# Problem details
Check each line of the data for "screenshot", and copy the ones that have it.

# Records for processing
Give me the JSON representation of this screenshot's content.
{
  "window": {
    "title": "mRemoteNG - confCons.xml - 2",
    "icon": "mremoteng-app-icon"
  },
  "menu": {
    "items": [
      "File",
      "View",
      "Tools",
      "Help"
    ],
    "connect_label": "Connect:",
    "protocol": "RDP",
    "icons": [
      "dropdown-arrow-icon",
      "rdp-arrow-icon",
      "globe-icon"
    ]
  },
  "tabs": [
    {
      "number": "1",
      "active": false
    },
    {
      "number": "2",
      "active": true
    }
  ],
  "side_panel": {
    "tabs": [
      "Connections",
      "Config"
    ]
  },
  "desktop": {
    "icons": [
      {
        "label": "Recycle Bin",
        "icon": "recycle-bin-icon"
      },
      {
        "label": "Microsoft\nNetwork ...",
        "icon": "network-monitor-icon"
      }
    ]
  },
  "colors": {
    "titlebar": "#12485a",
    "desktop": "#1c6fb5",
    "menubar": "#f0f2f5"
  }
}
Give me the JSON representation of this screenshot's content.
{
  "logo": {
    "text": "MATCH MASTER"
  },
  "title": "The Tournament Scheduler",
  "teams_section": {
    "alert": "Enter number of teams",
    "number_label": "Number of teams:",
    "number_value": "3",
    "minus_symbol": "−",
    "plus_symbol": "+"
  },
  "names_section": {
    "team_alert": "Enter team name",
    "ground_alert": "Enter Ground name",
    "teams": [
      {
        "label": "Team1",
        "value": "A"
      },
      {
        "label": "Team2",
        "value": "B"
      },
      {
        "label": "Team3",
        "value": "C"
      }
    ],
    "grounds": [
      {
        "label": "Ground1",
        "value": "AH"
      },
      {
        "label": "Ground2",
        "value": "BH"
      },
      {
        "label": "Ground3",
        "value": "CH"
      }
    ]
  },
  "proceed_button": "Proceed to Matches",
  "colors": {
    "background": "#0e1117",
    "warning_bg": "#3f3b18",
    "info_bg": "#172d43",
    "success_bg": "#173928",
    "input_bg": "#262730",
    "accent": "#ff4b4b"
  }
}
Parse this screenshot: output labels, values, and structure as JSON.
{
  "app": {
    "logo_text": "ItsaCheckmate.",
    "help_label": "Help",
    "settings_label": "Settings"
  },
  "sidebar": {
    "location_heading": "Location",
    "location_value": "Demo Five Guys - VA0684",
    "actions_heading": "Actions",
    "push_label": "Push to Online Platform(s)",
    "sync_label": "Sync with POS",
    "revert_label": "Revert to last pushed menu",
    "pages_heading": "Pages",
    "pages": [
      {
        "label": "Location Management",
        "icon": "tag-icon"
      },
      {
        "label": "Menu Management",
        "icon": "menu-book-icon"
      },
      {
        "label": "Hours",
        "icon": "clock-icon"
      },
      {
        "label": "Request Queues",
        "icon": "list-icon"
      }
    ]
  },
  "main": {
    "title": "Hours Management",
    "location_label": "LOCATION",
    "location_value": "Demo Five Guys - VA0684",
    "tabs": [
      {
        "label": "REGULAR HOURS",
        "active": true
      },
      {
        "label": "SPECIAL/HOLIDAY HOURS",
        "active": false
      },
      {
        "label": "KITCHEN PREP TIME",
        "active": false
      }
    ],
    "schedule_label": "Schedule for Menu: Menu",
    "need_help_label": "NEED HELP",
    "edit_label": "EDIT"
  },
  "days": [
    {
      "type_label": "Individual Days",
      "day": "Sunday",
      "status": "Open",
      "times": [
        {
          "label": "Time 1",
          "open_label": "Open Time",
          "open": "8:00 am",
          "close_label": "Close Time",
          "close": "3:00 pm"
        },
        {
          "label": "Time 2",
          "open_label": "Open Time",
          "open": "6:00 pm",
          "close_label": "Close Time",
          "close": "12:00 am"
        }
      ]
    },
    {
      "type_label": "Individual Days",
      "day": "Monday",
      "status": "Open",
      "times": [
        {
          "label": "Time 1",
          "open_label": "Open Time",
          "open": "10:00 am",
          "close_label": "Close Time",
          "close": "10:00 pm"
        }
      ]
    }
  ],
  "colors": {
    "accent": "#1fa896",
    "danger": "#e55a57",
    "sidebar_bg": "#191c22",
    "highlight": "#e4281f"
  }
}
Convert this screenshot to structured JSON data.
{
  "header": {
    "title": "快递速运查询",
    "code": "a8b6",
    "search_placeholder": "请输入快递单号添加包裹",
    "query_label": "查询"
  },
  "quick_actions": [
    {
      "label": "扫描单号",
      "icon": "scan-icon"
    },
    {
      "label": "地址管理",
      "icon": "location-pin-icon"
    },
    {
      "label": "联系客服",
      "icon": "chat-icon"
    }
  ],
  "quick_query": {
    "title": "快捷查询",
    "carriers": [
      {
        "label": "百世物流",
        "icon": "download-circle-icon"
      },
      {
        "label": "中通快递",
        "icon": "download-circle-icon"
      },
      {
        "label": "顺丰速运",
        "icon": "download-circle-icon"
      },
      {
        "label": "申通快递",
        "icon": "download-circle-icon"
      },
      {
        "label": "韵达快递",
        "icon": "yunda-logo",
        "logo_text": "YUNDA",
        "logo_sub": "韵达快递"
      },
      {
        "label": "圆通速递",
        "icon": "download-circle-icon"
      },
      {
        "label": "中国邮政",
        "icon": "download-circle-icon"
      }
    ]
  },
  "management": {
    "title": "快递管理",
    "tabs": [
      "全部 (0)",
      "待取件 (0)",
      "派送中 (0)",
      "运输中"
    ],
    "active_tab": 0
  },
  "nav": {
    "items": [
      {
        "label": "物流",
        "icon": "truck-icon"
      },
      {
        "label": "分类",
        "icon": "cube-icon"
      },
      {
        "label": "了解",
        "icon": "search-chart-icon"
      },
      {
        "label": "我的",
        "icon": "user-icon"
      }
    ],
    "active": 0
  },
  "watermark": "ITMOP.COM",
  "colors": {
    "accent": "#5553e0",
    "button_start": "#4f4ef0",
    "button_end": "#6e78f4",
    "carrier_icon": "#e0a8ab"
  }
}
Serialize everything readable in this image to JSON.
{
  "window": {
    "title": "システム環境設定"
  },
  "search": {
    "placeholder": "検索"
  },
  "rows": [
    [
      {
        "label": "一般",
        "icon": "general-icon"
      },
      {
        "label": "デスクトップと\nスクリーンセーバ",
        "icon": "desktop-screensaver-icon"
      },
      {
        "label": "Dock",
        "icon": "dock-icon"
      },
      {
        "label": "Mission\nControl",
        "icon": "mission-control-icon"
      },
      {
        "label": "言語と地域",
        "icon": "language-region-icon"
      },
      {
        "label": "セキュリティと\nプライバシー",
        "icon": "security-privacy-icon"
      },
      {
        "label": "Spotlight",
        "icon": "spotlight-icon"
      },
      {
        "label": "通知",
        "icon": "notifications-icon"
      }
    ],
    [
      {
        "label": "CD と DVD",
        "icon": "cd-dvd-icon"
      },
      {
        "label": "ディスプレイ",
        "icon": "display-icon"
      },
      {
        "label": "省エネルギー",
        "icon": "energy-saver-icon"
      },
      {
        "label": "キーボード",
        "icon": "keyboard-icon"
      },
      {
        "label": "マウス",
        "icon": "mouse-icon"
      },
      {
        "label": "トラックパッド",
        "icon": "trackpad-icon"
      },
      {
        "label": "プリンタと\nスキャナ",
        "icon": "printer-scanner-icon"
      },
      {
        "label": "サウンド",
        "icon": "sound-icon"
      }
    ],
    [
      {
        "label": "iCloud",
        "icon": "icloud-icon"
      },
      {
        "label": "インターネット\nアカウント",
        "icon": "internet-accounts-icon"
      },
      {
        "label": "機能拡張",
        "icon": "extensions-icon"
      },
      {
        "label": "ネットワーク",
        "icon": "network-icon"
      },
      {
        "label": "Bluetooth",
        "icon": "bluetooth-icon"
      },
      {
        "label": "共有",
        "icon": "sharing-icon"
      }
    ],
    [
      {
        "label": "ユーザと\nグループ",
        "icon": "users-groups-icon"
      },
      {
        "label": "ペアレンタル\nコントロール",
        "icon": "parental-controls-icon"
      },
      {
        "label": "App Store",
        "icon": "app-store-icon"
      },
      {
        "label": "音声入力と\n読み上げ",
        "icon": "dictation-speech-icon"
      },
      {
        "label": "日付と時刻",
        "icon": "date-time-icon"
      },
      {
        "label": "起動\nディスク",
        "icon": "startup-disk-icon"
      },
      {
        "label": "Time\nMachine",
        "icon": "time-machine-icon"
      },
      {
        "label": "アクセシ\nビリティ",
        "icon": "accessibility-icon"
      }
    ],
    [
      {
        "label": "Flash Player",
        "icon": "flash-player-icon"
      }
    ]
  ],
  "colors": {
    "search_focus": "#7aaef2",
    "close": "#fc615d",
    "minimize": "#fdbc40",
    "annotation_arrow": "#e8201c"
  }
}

# Exercise solution
Give me the JSON representation of this screenshot's content.
Give me the JSON representation of this screenshot's content.
Parse this screenshot: output labels, values, and structure as JSON.
Convert this screenshot to structured JSON data.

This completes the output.